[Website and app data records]
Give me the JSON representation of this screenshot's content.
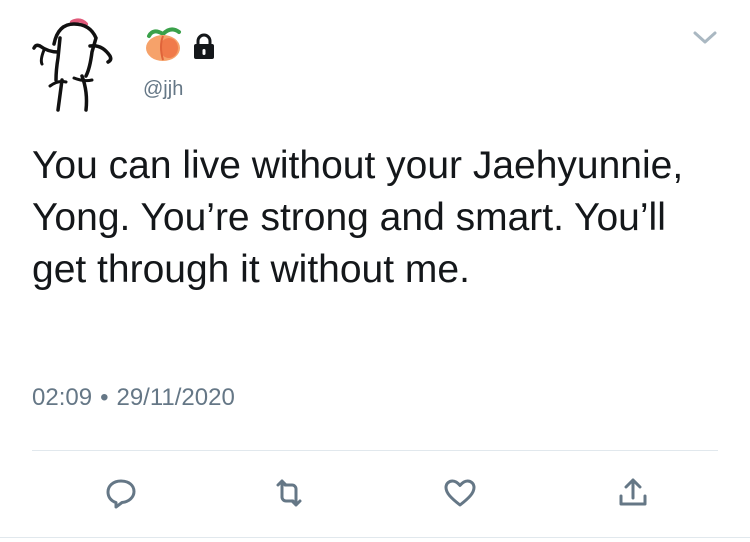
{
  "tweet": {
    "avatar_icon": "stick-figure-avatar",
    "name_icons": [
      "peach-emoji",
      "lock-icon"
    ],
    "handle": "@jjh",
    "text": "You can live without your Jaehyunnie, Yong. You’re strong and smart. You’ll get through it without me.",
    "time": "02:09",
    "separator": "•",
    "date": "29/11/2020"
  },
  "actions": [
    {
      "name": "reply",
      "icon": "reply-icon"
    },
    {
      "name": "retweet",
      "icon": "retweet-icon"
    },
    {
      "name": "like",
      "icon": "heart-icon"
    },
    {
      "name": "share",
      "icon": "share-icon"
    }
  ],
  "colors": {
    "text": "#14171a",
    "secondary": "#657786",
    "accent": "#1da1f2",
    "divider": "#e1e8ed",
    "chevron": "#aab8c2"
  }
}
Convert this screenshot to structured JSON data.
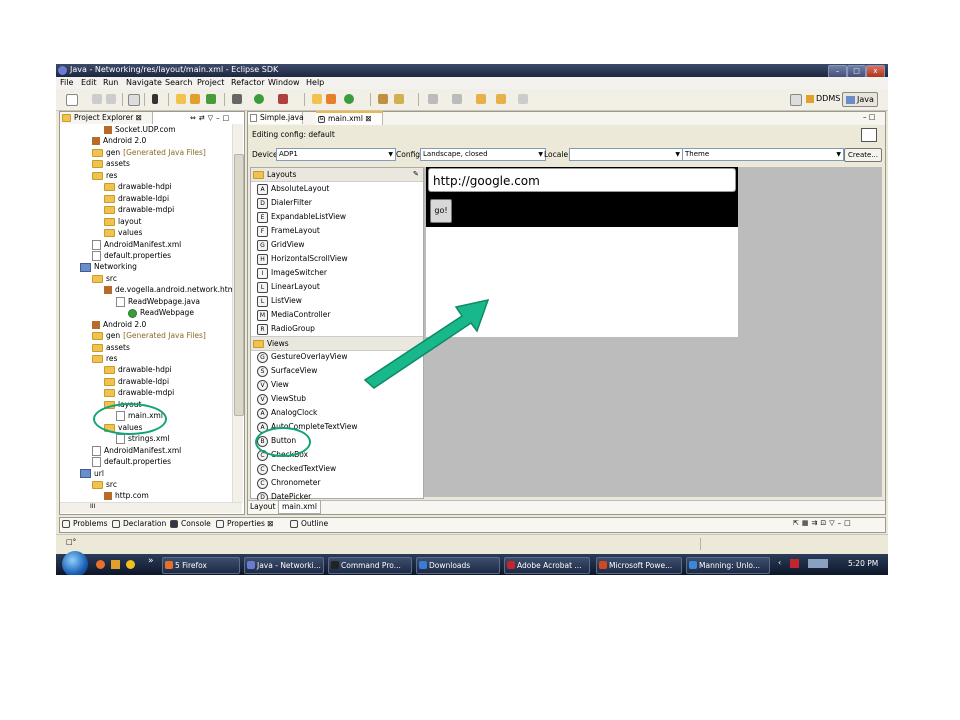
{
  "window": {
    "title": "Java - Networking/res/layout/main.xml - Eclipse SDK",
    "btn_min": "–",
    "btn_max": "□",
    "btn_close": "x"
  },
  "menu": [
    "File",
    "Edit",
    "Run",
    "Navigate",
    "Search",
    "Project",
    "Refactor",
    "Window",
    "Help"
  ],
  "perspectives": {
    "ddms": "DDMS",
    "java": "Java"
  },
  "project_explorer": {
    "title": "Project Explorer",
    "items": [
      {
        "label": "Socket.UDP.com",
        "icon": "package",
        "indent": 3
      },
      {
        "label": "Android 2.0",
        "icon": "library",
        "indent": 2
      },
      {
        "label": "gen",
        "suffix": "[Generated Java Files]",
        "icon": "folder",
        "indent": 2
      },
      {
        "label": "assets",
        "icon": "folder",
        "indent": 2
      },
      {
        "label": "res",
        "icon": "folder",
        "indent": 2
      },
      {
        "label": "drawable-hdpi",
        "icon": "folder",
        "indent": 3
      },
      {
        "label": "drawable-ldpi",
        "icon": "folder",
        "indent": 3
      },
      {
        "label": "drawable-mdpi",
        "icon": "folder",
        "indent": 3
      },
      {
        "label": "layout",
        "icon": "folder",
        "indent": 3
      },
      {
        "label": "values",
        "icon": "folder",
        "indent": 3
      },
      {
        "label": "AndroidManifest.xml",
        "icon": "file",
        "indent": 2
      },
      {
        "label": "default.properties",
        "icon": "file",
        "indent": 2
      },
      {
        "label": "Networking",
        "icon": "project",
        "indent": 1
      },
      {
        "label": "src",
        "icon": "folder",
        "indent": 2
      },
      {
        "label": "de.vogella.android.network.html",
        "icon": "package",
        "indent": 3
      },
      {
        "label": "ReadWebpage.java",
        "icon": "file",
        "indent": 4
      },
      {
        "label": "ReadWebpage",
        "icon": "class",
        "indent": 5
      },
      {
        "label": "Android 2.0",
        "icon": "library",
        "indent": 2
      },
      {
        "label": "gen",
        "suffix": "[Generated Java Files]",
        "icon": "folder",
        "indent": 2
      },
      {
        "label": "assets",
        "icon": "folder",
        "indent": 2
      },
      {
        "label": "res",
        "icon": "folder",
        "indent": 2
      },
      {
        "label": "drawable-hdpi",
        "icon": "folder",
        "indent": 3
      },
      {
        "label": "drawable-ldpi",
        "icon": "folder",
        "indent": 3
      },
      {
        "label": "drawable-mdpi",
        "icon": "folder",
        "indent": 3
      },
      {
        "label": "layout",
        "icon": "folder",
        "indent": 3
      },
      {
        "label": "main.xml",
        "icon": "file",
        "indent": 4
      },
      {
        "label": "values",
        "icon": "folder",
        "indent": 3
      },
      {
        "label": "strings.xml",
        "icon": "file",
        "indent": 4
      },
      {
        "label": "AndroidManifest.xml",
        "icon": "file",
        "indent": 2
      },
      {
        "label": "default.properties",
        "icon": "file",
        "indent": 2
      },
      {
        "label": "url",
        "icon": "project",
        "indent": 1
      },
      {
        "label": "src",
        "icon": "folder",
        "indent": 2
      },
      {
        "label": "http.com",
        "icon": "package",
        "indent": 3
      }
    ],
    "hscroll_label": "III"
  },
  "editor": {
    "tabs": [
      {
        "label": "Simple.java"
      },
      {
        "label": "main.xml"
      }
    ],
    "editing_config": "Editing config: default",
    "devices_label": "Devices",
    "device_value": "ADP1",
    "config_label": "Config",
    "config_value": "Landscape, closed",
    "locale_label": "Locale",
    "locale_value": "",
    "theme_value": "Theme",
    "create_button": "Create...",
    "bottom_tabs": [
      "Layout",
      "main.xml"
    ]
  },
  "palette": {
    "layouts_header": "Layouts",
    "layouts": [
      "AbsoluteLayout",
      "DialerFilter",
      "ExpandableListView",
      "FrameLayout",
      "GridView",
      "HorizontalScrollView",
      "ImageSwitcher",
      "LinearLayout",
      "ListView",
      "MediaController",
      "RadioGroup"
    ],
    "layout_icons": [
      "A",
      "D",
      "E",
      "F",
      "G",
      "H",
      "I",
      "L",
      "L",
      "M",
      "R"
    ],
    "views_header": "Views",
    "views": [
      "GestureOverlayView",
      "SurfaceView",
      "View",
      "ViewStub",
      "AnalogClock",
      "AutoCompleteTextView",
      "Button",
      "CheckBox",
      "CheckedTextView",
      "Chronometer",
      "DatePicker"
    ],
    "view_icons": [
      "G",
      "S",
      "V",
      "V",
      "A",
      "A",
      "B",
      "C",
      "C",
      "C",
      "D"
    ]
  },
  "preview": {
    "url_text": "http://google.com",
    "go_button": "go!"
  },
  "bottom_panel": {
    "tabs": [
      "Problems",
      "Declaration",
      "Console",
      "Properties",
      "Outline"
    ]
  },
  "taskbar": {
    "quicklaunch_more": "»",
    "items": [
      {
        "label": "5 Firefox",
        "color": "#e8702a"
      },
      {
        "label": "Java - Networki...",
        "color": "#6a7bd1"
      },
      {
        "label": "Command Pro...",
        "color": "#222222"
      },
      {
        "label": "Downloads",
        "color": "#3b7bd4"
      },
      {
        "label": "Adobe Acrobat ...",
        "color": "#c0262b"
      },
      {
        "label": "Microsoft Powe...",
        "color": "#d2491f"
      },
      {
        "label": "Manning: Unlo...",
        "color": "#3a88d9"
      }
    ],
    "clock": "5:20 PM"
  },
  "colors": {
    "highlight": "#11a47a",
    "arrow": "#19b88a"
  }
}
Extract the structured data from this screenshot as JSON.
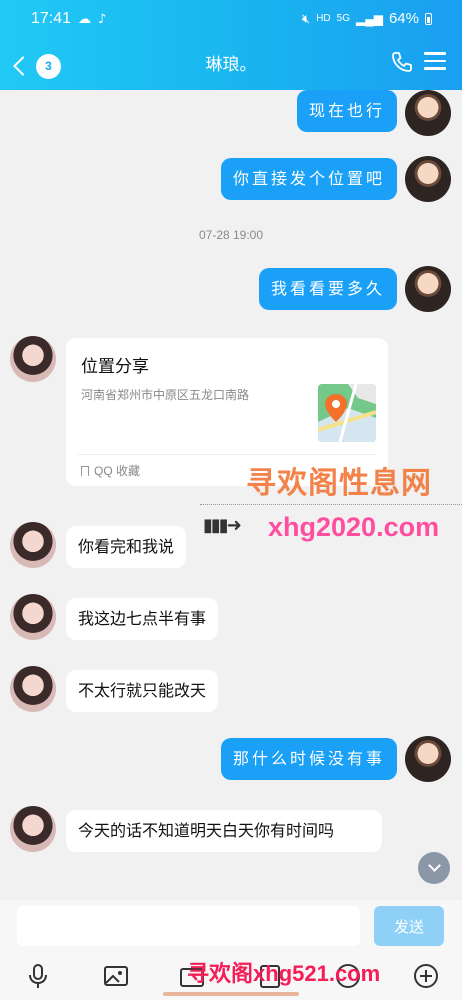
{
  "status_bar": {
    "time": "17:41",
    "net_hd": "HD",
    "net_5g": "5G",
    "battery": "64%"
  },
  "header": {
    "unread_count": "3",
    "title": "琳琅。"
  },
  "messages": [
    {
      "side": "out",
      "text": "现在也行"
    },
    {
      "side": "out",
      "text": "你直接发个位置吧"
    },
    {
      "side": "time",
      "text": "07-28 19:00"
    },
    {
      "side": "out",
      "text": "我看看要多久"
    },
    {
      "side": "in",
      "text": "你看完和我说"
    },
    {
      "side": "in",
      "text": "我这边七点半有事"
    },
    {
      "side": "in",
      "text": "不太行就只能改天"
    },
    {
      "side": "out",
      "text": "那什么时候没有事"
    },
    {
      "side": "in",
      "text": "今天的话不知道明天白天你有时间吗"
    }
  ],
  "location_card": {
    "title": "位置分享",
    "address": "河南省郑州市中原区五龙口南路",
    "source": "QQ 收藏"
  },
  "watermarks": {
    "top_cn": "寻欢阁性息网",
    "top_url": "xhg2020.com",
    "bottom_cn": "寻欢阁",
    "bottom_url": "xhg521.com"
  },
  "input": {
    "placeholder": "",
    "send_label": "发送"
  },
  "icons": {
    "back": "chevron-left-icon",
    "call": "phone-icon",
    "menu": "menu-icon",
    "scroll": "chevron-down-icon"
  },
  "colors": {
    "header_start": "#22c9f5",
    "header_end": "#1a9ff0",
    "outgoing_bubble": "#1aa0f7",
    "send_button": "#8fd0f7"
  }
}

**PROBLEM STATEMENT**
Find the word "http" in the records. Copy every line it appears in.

**FINAL ANSWER**
        "label": "http.com",
    "url_text": "http://google.com",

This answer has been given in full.